Although the bones of rapidly growing animals are composed of weak tissue, they often must function in locomotor activity. We address the conflict between development and skeletal function by analysing the ontogeny of skeletal strength in the California gull, Larus californicus. Changes in shape and mechanical properties of the femur, tibia, tarsometatarsus, humerus, ulna and carpometacarpus were analysed in a complete post-hatching growth series. During post-hatching growth, strength and stiffness of the skeletal tissue increases six- to ten-fold. At hatching, long bones of the wing are relatively weak and they remain so throughout the major portion of the growth period. However, in the hind limb, relatively thick bones in juveniles compensate for the weak tissue such that the force required to break the bones remains constant relative to body mass. This difference between hind limb and wing parallels the development of locomotor function; young gulls begin to walk within a day or two of hatching, but they do not fly until they are fully grown. Thus, in the bones of the hind limb, the conflict between rapid growth and skeletal function is solved by negative allometry of bone thickness.
After young gulls reach adult size, the breaking strength of the wing bones increases three- to four-fold, the mass of the pectoralis muscle triples and the surface area of the wing doubles.
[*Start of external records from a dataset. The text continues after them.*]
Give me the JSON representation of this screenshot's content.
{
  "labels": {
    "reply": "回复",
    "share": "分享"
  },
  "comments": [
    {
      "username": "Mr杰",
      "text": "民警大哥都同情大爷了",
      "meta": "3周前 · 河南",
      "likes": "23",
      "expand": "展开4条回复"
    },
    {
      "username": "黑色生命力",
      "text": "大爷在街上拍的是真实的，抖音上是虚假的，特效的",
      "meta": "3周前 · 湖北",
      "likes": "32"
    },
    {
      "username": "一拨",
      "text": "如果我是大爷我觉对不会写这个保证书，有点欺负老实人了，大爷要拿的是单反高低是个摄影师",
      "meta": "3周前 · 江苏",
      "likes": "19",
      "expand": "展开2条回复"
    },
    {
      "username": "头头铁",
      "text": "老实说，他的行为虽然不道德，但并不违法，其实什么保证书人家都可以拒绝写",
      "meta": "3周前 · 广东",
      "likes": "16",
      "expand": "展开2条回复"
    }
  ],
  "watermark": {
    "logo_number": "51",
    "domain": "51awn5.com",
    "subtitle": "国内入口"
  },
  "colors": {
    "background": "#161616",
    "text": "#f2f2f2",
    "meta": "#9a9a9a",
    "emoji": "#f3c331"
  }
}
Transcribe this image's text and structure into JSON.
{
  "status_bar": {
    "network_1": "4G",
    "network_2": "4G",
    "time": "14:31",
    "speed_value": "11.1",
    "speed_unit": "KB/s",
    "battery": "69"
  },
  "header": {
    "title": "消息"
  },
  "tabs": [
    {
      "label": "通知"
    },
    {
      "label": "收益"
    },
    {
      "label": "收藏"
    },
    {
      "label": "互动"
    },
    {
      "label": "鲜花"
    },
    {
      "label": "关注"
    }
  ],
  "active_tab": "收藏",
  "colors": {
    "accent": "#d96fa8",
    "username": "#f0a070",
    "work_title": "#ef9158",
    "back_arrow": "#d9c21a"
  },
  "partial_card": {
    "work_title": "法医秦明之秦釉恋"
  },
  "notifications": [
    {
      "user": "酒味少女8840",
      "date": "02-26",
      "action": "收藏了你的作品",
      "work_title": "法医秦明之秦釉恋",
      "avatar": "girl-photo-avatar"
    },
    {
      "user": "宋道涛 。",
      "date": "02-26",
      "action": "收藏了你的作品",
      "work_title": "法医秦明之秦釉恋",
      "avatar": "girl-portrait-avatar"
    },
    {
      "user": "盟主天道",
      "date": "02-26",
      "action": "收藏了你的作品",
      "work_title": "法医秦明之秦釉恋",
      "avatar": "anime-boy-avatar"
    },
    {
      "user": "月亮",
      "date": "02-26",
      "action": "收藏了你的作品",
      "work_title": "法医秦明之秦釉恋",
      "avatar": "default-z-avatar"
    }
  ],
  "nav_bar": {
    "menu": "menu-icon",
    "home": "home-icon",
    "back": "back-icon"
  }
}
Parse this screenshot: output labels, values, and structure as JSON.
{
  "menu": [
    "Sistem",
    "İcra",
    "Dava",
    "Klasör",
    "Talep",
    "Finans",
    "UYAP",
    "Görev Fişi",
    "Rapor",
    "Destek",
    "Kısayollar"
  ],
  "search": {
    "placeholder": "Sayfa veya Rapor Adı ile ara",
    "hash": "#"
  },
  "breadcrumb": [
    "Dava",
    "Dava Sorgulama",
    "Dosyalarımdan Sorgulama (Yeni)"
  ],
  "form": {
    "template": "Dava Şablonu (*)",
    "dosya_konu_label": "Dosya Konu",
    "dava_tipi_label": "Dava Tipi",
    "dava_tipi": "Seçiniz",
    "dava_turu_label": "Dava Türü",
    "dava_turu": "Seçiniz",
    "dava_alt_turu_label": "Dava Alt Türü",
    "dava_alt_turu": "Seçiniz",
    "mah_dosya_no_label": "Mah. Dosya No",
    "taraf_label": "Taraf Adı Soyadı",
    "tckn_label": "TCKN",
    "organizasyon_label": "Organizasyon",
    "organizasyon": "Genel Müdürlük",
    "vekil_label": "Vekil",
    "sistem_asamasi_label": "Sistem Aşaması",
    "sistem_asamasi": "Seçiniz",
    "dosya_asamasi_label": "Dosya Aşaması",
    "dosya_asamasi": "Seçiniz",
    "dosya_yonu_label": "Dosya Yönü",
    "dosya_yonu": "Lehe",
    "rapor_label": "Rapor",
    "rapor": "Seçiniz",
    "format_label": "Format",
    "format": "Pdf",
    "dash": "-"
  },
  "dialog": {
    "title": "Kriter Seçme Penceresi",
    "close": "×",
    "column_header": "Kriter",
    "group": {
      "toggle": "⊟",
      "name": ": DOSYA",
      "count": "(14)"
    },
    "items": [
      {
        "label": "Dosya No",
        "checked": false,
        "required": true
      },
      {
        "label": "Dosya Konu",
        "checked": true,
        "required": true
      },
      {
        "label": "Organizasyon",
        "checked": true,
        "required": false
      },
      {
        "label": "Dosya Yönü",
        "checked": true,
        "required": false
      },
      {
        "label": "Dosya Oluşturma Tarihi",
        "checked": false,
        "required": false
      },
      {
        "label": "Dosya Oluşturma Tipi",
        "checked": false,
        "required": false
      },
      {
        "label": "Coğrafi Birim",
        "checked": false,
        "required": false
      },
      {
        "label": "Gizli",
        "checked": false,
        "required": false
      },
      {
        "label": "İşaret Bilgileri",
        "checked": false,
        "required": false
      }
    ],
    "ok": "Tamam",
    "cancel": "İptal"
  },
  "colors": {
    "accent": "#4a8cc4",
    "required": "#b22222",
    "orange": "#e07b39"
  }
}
The one aspect of wing development that is not delayed until shortly before fledging is linear growth of the bones. Bones of the wing increase in length at a rapid and relatively constant rate from the time of hatching to the attainment of adult size. Relatively early initiation of linear growth of the wing bones suggests that the rate at which bones grow in length may be the rate limiting factor in wing development.